How many lines in the records below contain "bites"? Reply with the number alone.

** Extracted entries follows **

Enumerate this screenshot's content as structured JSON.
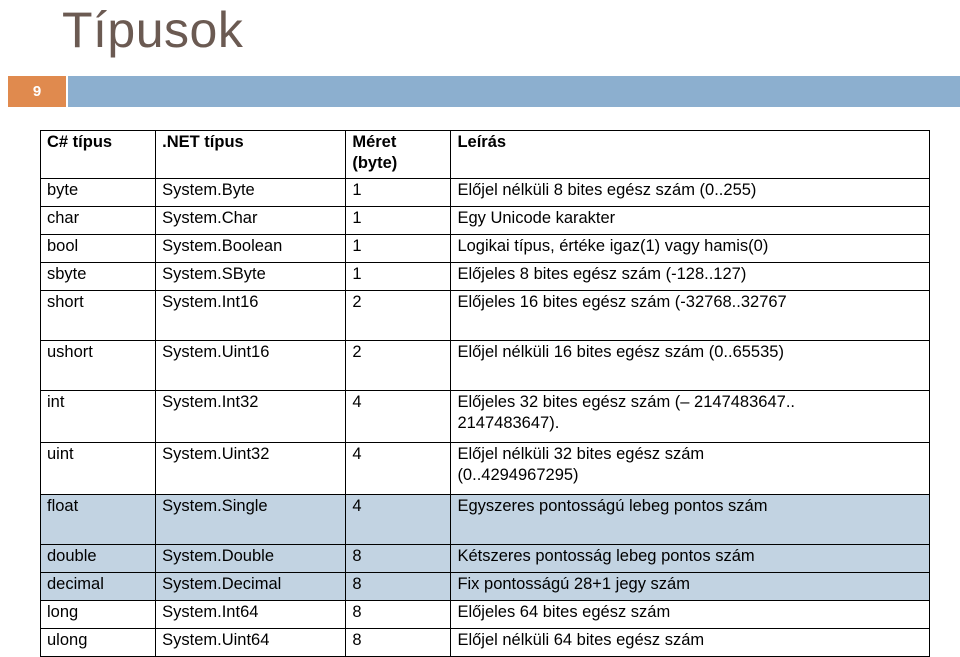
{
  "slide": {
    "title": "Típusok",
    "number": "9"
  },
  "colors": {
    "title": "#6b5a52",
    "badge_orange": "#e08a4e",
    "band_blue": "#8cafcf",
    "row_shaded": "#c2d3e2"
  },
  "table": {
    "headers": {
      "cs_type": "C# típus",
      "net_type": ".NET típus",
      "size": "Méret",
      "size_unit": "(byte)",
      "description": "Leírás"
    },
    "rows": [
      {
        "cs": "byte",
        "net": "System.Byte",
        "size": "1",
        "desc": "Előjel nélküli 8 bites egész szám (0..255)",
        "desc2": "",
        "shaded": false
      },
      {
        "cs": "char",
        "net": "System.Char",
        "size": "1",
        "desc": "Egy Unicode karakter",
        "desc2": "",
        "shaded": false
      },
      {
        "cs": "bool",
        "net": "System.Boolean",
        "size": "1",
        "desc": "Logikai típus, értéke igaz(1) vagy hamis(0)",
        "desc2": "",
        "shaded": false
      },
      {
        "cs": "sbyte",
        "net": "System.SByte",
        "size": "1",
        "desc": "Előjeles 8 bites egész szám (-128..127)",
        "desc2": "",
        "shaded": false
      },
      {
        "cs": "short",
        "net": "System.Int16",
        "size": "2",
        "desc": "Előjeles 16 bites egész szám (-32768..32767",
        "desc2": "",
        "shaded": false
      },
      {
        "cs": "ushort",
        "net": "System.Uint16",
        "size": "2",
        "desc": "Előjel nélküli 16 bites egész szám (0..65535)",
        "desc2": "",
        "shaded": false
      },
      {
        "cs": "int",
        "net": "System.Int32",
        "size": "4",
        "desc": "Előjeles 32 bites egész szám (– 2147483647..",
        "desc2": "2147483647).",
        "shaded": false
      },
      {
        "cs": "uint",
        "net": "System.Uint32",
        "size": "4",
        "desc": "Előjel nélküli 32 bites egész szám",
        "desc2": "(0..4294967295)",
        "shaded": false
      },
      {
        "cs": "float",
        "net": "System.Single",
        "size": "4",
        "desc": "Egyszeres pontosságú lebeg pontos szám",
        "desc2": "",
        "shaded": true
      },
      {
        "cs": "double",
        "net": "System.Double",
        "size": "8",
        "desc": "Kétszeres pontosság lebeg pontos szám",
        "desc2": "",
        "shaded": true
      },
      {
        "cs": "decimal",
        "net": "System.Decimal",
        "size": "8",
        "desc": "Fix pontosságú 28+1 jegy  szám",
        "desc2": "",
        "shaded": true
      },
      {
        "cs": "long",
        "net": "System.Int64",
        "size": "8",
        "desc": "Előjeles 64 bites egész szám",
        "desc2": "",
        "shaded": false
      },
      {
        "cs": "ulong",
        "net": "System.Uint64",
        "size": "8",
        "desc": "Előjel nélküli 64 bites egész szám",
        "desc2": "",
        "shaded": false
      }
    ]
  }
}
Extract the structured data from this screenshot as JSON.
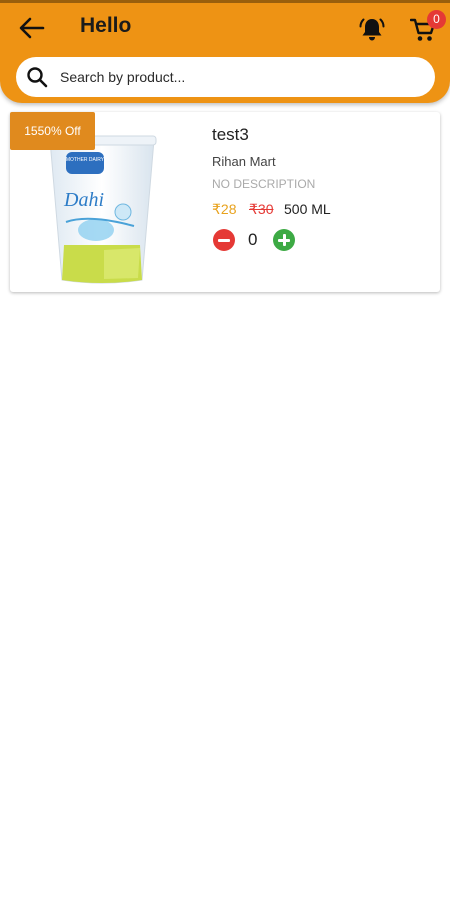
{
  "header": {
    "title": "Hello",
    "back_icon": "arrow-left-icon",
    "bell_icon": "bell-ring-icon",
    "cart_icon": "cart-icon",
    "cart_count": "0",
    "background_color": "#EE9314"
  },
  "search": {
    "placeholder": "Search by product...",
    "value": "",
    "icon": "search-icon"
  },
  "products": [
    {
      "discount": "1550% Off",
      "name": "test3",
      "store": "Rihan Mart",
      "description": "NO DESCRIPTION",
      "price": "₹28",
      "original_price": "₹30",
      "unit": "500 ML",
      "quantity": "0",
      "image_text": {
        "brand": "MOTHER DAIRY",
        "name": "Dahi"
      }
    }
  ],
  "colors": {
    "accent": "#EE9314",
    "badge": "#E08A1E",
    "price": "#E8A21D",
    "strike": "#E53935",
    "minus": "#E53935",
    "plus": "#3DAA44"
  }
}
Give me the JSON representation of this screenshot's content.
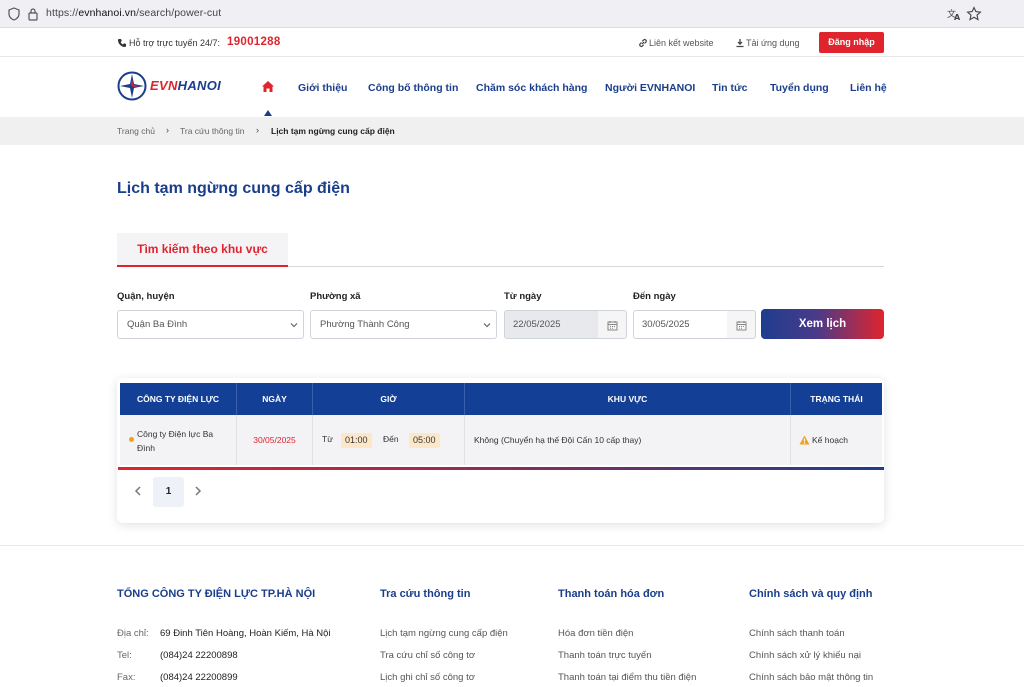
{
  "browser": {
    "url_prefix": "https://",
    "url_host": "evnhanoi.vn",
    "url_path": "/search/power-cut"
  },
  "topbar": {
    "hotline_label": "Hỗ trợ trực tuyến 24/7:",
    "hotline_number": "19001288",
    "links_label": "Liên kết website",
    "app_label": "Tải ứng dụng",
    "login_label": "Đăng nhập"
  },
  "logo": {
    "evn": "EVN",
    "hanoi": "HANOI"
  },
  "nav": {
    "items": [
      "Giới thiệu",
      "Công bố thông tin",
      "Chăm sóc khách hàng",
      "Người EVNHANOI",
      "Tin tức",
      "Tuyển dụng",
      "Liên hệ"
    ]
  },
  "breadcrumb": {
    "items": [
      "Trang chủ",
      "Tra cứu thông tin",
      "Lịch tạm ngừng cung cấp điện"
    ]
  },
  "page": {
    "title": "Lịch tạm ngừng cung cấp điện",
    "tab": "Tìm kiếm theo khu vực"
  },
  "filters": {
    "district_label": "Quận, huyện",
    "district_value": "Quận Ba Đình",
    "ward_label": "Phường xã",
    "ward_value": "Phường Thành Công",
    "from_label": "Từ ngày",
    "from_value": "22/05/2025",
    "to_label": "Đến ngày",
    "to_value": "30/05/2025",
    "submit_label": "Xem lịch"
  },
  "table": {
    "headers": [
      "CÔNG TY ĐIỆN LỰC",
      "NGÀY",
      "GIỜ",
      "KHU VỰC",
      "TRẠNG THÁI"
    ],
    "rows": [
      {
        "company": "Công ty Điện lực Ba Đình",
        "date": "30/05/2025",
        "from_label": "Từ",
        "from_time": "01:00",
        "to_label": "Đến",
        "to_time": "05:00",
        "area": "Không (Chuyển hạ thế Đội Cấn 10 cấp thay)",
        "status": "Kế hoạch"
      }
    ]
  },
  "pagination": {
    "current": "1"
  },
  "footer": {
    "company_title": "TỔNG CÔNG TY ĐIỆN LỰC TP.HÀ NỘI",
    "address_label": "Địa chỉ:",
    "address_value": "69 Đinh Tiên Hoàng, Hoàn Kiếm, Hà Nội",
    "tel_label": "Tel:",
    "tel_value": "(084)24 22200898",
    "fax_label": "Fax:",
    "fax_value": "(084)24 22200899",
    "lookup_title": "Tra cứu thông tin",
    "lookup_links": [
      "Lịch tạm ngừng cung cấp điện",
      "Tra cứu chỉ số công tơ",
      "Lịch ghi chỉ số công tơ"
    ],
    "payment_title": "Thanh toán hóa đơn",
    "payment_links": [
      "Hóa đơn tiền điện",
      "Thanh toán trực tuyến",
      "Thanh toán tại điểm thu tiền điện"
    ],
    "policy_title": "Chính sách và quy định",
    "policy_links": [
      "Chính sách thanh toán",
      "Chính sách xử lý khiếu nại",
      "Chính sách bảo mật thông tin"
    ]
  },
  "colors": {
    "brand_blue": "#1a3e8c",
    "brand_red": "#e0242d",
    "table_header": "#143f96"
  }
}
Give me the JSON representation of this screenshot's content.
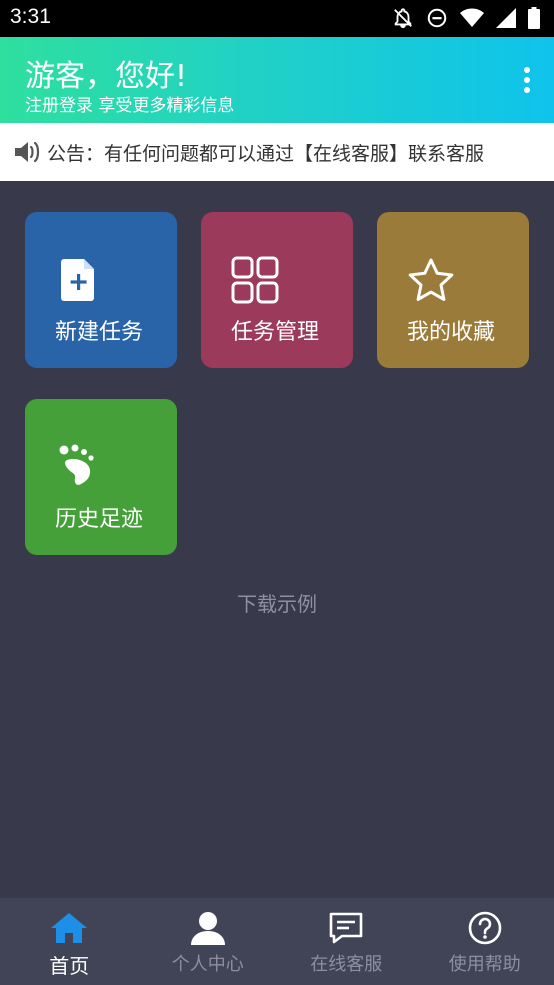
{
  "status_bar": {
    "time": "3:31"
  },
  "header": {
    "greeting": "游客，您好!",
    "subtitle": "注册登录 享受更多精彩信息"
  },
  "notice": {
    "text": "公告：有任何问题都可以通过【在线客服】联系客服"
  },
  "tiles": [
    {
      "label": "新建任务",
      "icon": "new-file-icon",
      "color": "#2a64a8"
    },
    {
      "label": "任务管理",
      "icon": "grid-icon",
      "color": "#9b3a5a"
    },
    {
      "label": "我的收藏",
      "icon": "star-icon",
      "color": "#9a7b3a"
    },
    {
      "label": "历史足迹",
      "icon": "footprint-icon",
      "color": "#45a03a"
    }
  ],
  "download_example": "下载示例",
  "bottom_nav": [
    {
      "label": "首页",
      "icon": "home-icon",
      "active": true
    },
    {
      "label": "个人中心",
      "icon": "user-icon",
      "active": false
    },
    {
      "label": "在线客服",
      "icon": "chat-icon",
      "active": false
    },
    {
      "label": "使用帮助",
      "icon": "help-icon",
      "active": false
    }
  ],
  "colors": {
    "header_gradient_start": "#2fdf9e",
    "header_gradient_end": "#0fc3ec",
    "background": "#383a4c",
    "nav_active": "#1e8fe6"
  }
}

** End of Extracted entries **

Solution for this task:
8